I have personally been exposed to many of the hardships that Macrorie describes and know few students who have not been exposed similarly. I have been taught by many professors who seemed convinced that the ultimate knowledge was theirs and that the thoughts of students, including those backed by evidence, were inferior or unsound. Some classes have entailed little discussion or student involvement in anything but tests and homework assignments. I used to love reading, but now I almost always view it as another task to be done. It is difficult to enjoy a novel when you have to journal every chapter or stop every few paragraphs to take notes for a paper. Sometimes, I feel as imprisoned by my education as the student pictured above.

I think the greatest strength of the Third Way is its potential to make students feel as though they are valuable members of a class. Free writes like those assigned by Macrorie seem like an invaluable way to stimulate student interest (21). Unsurprisingly, it seems that compositions comes alive when students can write about something that is emotionally alive in them. I am a strong advocate of constructive group writing reviews as well and have often found them very effective. Throughout Uptaught, I feel that Macrorie has advocated for writing in a way that is similar to how many linguists advocate for descriptivism. He wants writing that is effective and does not necessarily conform to the limitations imposed by Standard English. I think such freedom has the potential to teach students to write in a way that is powerful instead of a way that satisfies academic expectations while imposing strict limitations on intellectual productivity.

While I applaud some of Macrorie’s notions, I have a great deal of trouble understanding some of his methods. In some ways, I feel as though the examples he gives of his teaching actually depart from the principles he describes while explaining the Third Way. The writing samples provided in Uptaught are entertaining and sometimes even emotionally moving, but do the students seem “encouraged to learn the way of experts” ( Macrorie 27)? Unfortunately, I do not feel that much of the writing displayed would be highly esteemed anywhere but in communities focused on creative writing.

In my experience in places of employment, supervisors want you to produce compositions that display mastery of Standard English (which at times seems very similar to Macrorie’s hated Engfish). For example, my experience suggests that a standard operating procedure document containing as many sentence fragments and other grammatical issues as many of the writing samples in Uptaught would never be circulated. Macrorie writes that he allows students to make errors like all humans are likely to do (74). However, is this more lenient approach the most conducive to the production of professional documents on which a writer’s job may eventually depend? The pass-fail grading system described by Macrorie also sounds excellent to me as a student (94). However, will graduate schools and corporations really take an applicant seriously if his or her transcript in peppered with notations indicating a pass grade instead of letter grades? How could one responsibly calculate GPA totals comparable to those produced by other departments or institutions?

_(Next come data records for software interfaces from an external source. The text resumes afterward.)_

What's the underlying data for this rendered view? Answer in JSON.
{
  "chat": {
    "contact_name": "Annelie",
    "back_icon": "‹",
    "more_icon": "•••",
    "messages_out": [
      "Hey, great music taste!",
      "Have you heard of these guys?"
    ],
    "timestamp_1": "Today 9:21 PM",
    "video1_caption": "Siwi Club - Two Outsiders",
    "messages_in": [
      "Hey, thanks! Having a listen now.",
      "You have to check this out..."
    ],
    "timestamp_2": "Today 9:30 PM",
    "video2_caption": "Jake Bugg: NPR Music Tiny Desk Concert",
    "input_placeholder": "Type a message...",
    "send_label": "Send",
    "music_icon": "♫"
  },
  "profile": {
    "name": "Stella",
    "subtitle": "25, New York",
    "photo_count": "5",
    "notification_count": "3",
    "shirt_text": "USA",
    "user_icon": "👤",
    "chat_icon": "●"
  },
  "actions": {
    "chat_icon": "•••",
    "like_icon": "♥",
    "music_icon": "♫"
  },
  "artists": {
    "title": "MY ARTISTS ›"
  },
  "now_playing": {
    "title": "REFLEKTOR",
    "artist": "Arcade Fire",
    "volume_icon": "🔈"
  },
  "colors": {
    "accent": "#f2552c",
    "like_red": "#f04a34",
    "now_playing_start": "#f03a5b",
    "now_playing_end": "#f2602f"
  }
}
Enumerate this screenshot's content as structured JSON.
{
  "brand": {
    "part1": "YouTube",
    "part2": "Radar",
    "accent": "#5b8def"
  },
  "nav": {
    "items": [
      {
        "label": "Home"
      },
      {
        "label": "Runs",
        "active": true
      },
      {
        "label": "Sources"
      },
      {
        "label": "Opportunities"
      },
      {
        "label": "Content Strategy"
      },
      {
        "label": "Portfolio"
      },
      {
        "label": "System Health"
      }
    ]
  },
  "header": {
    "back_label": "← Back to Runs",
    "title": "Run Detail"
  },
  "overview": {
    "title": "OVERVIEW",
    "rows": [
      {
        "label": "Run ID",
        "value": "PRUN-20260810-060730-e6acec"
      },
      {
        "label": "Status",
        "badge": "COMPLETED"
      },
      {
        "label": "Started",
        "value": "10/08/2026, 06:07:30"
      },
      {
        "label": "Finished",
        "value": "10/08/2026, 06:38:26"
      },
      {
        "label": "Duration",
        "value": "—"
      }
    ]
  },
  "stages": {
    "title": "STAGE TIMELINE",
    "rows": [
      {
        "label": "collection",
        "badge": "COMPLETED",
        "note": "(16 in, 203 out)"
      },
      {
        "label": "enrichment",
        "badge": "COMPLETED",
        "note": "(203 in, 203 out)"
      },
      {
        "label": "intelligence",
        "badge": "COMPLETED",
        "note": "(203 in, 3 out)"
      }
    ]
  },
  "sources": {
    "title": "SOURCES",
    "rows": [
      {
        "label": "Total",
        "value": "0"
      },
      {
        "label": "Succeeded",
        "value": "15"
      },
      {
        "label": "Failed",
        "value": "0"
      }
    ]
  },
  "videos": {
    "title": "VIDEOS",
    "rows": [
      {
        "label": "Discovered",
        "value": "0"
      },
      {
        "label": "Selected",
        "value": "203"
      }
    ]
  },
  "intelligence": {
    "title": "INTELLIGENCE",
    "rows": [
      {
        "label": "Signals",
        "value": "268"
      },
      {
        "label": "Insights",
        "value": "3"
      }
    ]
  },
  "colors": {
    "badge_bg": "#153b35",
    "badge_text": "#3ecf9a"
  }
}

Do grades really indicate very little about a student, or are they reflections of work ethic and an ability to understand instructions? These are just a few of the questions that I believe arise in respect to the Third Way advocated so staunchly by Macrorie.